The last two polls from Gallup showed Democrats with a lead on the generic congressional ballot, but now Gallup's numbers have snapped back into line with most other pollsters showing a Republican lead. The Real Clear Politics average of polls shows the GOP with a 6-point lead.
Here's Michael Barone last week on the generic ballot as an indicator of GOP success:
To see why, take a look at the generic ballot question -- which party's candidate will you vote for in elections to the House? The current realclearpolitics.com average shows Republicans ahead by 45 to 41 percent. Ten of this month's 15 opinion polls asking the question had Republicans ahead; Democrats led in four (twice by 1 percent), and one poll showed a tie.
Keep in mind that the generic ballot question historically has tended to underpredict Republican performance in off-year elections. Gallup has been asking the question since 1950 and has shown Republicans leading only in two cycles, 1994 and 2002, and then by less than the 7 and 5 points by which they won the popular vote for the House in those years.

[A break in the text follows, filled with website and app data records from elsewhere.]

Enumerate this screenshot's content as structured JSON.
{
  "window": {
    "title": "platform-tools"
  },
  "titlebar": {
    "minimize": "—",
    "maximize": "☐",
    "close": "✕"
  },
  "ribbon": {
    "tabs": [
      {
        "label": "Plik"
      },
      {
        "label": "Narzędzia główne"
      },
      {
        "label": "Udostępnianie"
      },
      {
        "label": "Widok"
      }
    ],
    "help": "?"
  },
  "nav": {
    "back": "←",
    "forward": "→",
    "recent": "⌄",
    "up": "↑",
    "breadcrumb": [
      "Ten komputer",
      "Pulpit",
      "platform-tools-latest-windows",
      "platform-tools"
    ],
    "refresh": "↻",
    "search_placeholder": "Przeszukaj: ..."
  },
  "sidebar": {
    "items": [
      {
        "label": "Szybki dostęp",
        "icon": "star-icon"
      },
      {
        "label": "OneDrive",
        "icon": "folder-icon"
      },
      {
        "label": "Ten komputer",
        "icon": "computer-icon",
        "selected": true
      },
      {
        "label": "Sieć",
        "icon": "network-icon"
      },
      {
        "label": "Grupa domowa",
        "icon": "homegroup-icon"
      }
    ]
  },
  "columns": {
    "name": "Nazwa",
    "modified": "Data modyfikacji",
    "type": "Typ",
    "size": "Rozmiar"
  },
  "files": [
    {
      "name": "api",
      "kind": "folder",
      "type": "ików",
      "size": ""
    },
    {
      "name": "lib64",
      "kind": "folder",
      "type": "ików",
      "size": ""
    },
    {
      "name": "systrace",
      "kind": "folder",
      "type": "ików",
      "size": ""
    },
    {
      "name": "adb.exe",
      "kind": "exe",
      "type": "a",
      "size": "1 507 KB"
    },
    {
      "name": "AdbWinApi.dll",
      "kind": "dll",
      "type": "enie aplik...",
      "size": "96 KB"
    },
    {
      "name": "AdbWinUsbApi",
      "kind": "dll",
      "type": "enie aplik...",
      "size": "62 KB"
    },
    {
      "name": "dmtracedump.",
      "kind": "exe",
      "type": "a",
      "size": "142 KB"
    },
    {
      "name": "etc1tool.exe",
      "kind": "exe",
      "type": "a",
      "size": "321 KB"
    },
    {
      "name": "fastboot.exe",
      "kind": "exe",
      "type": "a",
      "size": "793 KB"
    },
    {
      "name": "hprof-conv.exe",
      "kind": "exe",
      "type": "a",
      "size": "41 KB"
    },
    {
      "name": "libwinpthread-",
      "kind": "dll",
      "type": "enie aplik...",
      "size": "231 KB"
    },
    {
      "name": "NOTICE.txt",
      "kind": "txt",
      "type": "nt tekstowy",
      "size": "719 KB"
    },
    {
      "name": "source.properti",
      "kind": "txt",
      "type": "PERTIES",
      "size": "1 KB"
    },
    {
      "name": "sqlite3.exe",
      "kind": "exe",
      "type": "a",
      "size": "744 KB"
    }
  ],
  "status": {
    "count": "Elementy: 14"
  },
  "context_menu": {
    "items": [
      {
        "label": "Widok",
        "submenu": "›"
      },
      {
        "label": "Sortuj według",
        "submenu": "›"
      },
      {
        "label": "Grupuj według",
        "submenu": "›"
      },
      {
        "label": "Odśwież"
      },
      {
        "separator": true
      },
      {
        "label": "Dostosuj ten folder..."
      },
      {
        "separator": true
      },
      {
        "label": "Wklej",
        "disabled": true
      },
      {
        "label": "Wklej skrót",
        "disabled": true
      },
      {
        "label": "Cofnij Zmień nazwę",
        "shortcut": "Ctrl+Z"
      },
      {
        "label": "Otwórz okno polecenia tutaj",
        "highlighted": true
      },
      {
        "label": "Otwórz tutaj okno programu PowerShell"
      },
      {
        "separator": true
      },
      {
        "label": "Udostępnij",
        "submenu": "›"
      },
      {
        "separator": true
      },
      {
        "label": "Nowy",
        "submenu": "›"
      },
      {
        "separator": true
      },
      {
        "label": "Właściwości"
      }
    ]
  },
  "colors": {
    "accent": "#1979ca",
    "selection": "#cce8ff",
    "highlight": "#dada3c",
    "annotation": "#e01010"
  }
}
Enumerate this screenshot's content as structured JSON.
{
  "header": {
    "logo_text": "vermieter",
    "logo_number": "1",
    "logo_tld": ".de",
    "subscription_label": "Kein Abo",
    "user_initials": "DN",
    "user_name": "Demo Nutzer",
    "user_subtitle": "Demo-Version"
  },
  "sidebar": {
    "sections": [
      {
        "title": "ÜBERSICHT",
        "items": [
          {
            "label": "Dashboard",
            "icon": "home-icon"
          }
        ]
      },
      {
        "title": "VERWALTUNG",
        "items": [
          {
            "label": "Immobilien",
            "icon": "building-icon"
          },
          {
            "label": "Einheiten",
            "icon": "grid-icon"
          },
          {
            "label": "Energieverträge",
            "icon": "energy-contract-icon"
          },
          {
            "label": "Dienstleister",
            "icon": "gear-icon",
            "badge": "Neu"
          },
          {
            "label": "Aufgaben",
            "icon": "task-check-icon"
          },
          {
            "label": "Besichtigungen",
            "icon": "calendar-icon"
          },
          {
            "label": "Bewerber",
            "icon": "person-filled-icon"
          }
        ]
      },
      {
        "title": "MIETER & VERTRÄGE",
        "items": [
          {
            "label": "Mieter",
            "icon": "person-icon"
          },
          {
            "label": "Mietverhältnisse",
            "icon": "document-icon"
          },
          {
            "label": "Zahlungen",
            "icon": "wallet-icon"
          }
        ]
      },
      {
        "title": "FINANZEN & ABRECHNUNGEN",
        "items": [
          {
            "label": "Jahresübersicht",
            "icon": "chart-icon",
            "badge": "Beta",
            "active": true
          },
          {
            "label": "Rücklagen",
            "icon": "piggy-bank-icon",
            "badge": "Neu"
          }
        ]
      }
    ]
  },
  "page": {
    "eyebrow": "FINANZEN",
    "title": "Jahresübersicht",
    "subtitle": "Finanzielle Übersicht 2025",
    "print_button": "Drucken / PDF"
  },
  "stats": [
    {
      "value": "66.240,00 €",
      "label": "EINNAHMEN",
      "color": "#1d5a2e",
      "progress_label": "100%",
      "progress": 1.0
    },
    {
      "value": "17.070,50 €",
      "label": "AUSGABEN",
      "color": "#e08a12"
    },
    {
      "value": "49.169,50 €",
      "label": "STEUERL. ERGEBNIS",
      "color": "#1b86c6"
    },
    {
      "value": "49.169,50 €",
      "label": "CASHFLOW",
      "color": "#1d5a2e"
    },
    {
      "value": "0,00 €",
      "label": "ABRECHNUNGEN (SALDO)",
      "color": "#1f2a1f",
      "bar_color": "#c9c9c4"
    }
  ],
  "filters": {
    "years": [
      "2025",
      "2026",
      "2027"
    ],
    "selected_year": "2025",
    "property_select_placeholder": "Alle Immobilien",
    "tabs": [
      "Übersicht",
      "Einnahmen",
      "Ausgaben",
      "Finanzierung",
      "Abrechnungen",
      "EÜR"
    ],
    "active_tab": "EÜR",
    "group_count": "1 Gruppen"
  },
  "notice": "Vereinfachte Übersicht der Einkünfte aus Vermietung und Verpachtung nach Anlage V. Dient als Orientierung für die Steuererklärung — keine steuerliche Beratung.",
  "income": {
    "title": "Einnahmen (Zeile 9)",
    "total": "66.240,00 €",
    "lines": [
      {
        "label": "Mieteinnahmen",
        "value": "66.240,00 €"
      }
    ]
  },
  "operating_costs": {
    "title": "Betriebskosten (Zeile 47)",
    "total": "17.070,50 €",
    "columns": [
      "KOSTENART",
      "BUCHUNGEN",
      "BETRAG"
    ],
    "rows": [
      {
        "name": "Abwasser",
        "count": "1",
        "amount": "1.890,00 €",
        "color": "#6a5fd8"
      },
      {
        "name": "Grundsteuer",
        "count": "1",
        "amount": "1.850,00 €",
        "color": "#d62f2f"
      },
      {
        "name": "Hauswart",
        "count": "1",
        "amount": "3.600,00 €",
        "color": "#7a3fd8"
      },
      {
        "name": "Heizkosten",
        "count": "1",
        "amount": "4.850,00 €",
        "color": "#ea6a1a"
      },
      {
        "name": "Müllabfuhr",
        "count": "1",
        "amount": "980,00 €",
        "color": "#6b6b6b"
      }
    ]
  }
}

So the Republicans' current lead in the generic ballot question suggests they may be on the brink of doing better than in any election since 1946, when they won a 245-188 margin in the House -- larger than any they've held ever since.